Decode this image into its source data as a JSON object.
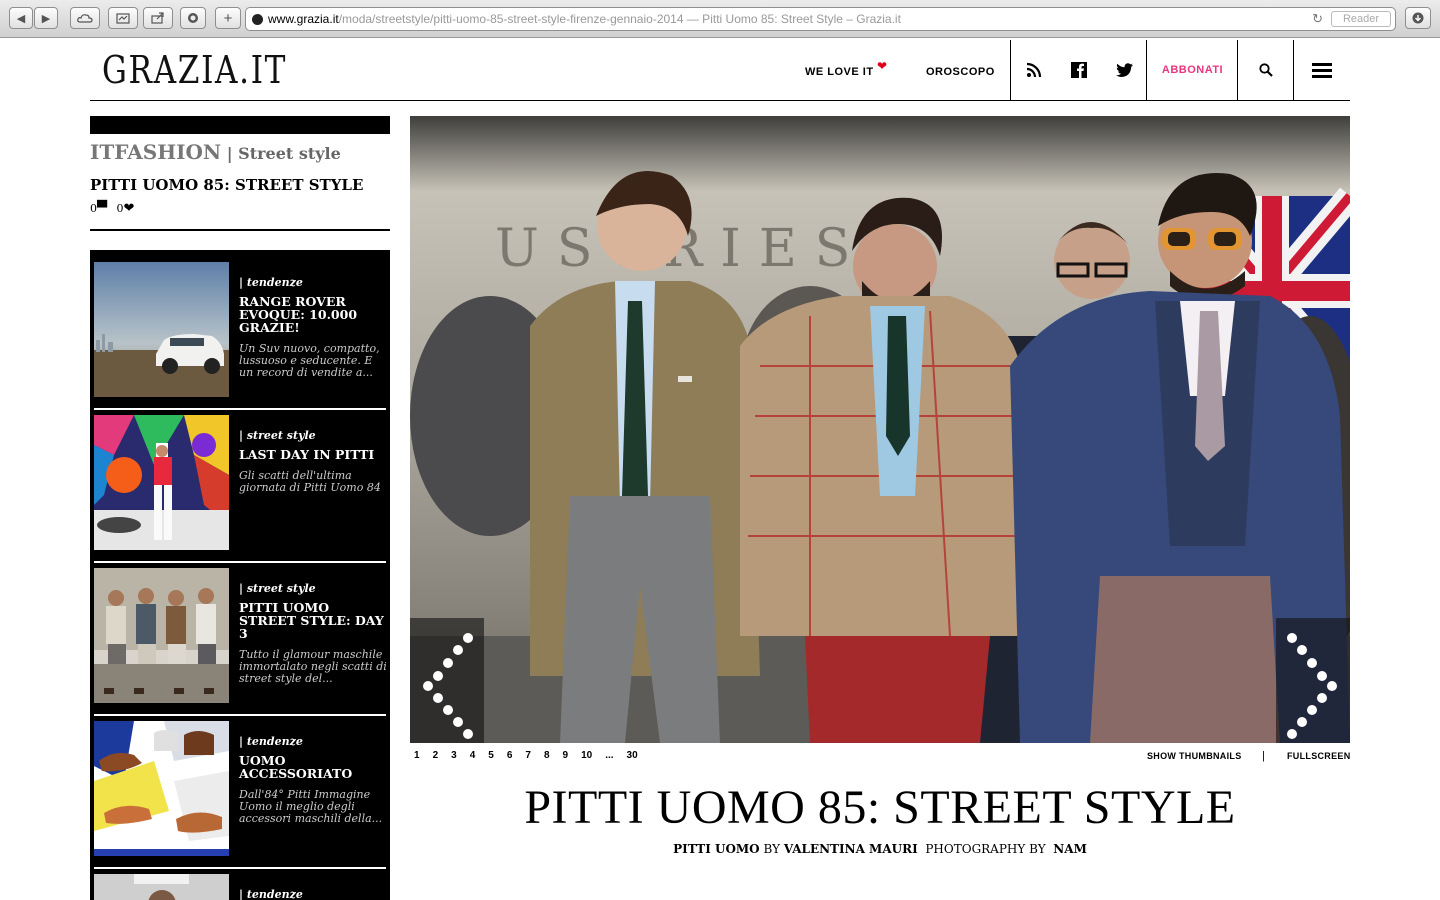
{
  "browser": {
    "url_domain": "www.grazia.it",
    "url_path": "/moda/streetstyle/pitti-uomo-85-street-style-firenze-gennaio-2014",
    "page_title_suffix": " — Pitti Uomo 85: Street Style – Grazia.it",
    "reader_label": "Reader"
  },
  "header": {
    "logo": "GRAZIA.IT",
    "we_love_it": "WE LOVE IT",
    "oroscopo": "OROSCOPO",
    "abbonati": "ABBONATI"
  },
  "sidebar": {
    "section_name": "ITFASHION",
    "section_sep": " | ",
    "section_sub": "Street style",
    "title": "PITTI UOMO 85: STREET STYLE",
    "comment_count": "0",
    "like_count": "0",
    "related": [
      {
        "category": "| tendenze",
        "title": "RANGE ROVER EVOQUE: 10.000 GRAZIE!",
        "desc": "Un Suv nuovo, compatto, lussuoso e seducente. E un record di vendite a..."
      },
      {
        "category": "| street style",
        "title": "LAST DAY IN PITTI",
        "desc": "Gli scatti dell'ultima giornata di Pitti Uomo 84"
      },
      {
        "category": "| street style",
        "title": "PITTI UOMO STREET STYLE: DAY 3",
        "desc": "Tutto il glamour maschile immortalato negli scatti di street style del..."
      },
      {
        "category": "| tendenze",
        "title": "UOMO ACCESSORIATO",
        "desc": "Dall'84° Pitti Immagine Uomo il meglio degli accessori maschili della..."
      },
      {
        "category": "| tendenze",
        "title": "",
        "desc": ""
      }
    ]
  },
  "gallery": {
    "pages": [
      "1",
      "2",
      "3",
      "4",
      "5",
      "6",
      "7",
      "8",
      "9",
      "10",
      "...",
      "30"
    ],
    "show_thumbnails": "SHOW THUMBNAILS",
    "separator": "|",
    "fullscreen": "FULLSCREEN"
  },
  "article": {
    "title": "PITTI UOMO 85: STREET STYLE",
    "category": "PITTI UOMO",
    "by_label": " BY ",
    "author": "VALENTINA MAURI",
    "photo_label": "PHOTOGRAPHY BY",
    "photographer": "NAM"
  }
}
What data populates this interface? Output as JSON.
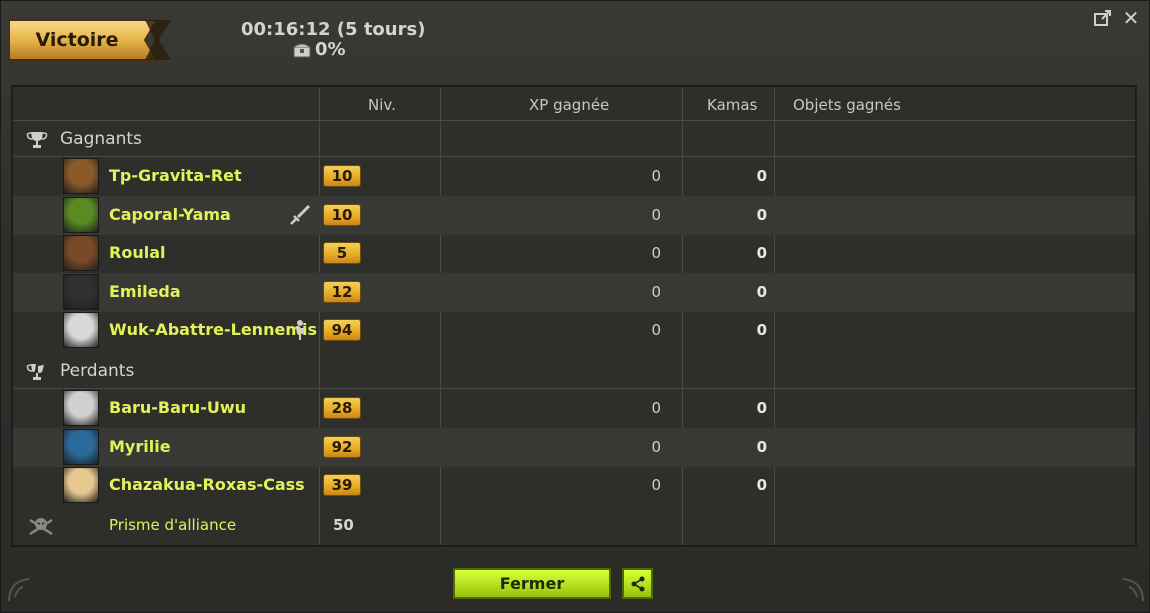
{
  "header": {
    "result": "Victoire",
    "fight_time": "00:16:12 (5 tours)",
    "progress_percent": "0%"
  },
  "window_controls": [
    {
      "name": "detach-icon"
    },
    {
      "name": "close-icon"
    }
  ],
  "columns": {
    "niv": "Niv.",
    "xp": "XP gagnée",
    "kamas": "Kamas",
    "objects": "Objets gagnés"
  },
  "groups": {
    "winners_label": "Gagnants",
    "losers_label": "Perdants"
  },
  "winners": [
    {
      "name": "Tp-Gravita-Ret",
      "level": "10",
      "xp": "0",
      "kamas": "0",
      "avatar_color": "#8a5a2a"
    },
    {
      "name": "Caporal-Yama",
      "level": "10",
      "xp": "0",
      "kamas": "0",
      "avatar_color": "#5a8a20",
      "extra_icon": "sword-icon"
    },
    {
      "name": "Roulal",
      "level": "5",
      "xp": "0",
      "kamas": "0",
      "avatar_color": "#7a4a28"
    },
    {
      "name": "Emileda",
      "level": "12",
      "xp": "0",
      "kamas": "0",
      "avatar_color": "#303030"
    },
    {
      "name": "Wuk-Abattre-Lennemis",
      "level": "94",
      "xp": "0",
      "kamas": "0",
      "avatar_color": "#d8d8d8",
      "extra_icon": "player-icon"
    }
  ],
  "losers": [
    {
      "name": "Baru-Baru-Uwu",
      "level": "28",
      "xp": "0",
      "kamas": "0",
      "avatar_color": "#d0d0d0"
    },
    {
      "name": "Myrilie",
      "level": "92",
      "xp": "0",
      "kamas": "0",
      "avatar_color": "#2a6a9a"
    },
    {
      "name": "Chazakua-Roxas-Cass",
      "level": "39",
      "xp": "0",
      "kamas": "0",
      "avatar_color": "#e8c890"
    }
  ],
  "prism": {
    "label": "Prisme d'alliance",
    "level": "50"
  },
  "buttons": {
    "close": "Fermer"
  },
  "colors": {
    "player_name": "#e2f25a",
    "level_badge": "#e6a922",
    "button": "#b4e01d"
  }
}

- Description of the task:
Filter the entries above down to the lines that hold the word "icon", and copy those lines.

- Response area:
      "name": "detach-icon"
      "name": "close-icon"
      "extra_icon": "sword-icon"
      "extra_icon": "player-icon"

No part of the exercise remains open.